LOS ANGELES—ImmunoCellular Therapeutics Ltd. has begun a sponsored research agreement with Dr. Cassian Yee of the University of Texas MD Anderson Cancer Center, an internationally recognized researcher and leading expert in the identification and isolation of cytotoxic T cells. Yee is a professor in the Department of Melanoma Medical Oncology, Division of Cancer Medicine, as well as in the Department of Immunology, Division of Cancer Medicine, in addition to being director of Solid Tumor Cell Therapy at MD Anderson's Center for Cancer Immunology Research.
Yee will seek to identify T cells that strongly bind and kill tumor cells that express an undisclosed target antigen, and the T cell receptors will then be sequenced, with their corresponding DNA placed into stem cells to create preclinical therapeutic candidates for further evaluation. The goal of this agreement is to build a clinical program based on hematopoietic stem cells isolated from a patient, engineered in the lab and then returned to the patient to create antigen-specific killer T cells capable of targeting and killing tumors. ImmunoCellular's Stem-to-T-cell platform technology can aid in overcoming the short-lived T cell responses seen in existing forms of T cell and CAR-T therapies.
"The work on which Dr. Yee and ImmunoCellular are collaborating is both exciting in what it represents for immuno-oncology, and potentially groundbreaking, as it has not previously been accomplished on a large scale," Dr. Steven Swanson, senior vice president of research at ImmunoCellular, said in a press release. "The identification of novel TCR sequences for application in stem cells has the potential to launch this program toward clinical testing. We are privileged to be working with an immune-oncologist of Dr. Yee's stature, and believe that this work has the potential to position our Stem-to-T-cell program as one of the most promising in the industry."
The Stem-to-T-cell program, which is based on technology in-licensed from Caltech in 2014, is designed to harness the immune system for directed, highly antigen-specific tumor killing.

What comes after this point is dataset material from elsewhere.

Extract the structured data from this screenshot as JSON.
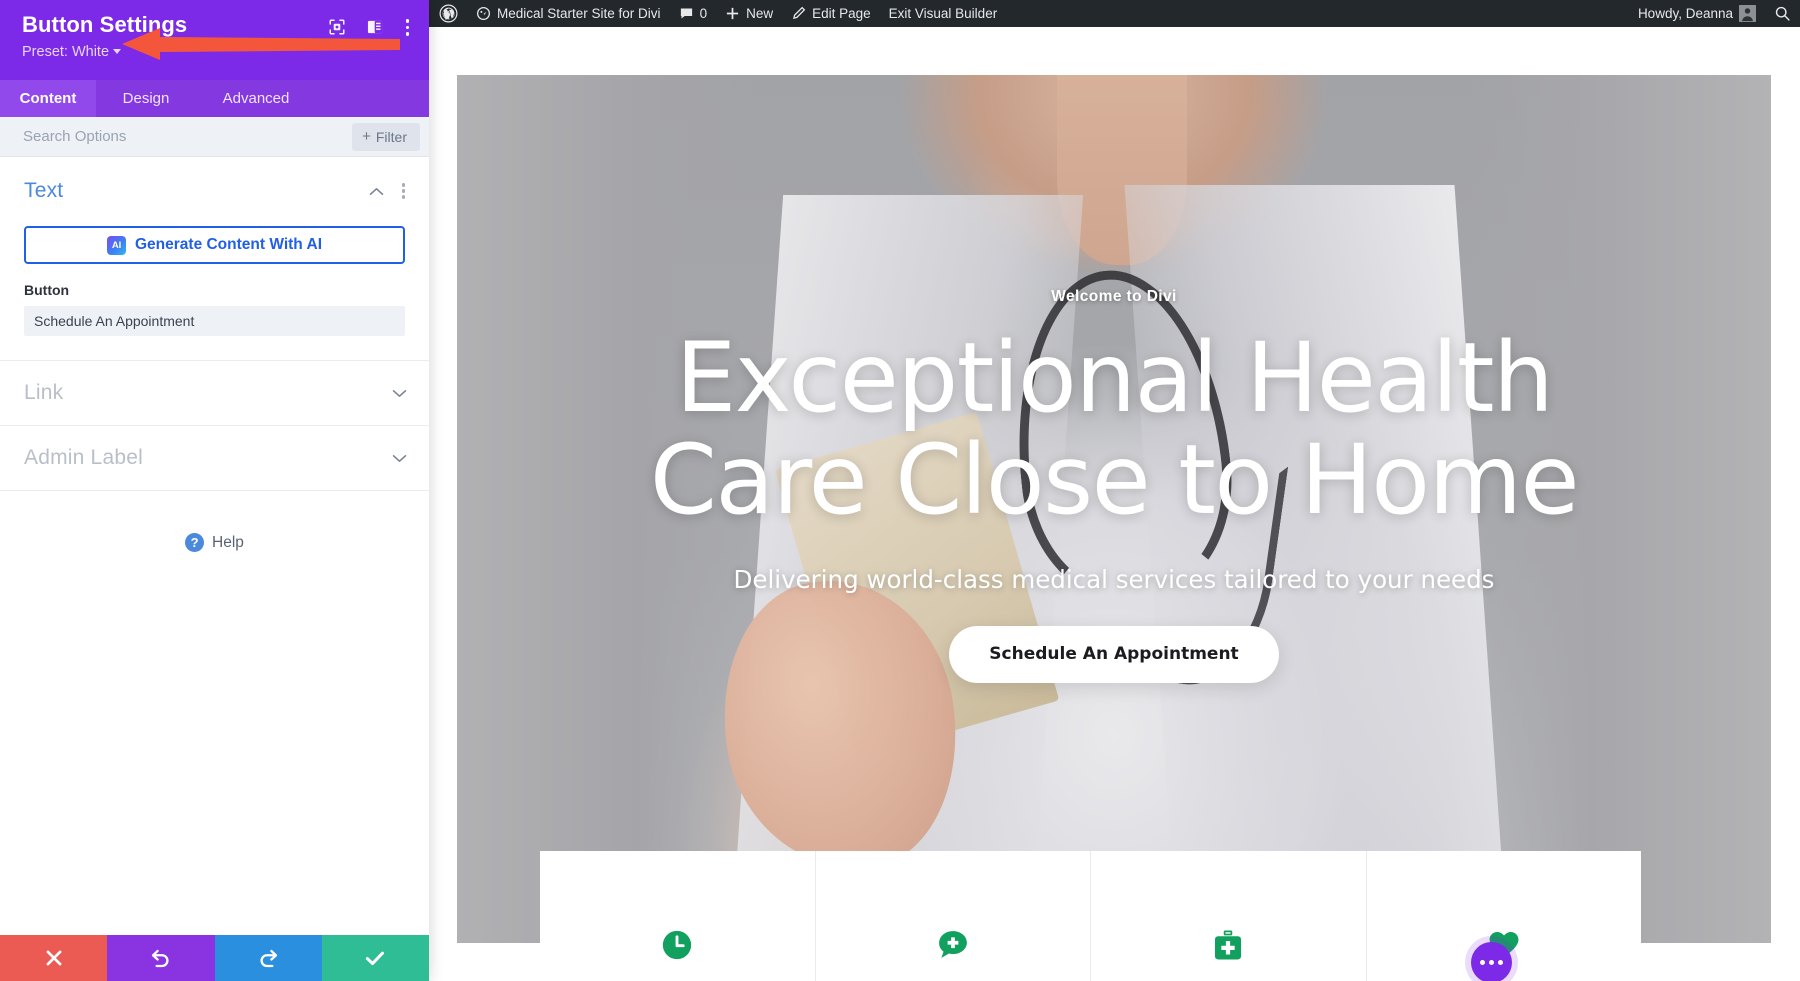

It begins with hematopoietic stem cells that are engineered in the lab, so that when they are reintroduced to the body, they divide into themselves and into daughter cells, which are antigen-specific killer T cells. The identification and selection of a T cell receptor that can bind to tumor cells is important, as that receptor is what is transferred into the hematopoietic stem cells and allow the stem cells to produce cytotoxic T cells. Given the 'immortality' of stem cells, the reengineered stem cells could become a natural, perpetual source of cancer-targeting T cells.
"With our lead Phase 3 program ICT-107 underway and financed, we are now focusing additional resources and attention on moving our Stem-to-T-cell program toward clinical development," commented Andrew Gengos, CEO of ImmunoCellular, in a statement. "Our collaboration with Dr. Yee and MD Anderson is an important step in our efforts to build a leading cancer immunotherapy company, and we look forward to potentially establishing more collaborations and bringing additional promising technologies into ImmunoCellular."
SOURCE: ImmunoCellular press release